Exercise description:
Whenever a line of the listing contains "branch", it counts; give the total number of such lines and nothing more.

Information shown:
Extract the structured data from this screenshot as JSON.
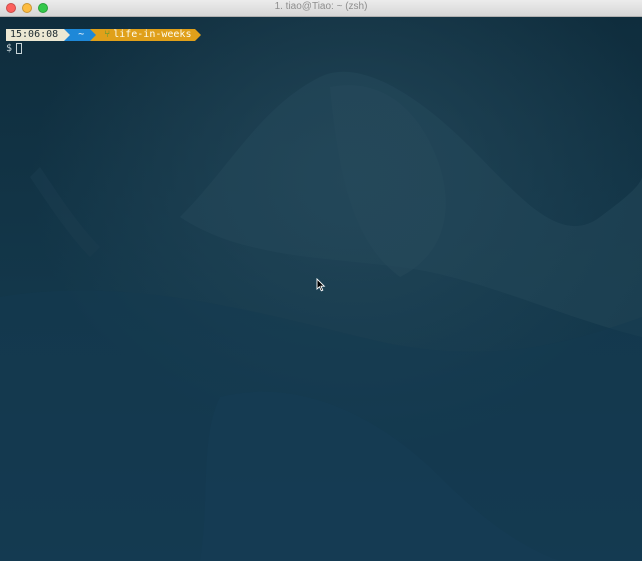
{
  "window": {
    "title": "1. tiao@Tiao: ~ (zsh)"
  },
  "prompt": {
    "time": "15:06:08",
    "directory": "~",
    "git_icon": "git-branch-icon",
    "branch": "life-in-weeks",
    "symbol": "$"
  },
  "colors": {
    "background": "#0f3042",
    "time_segment": "#ece8d3",
    "directory_segment": "#1e88d8",
    "git_segment": "#e0a01a"
  }
}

Solution to the exercise:
2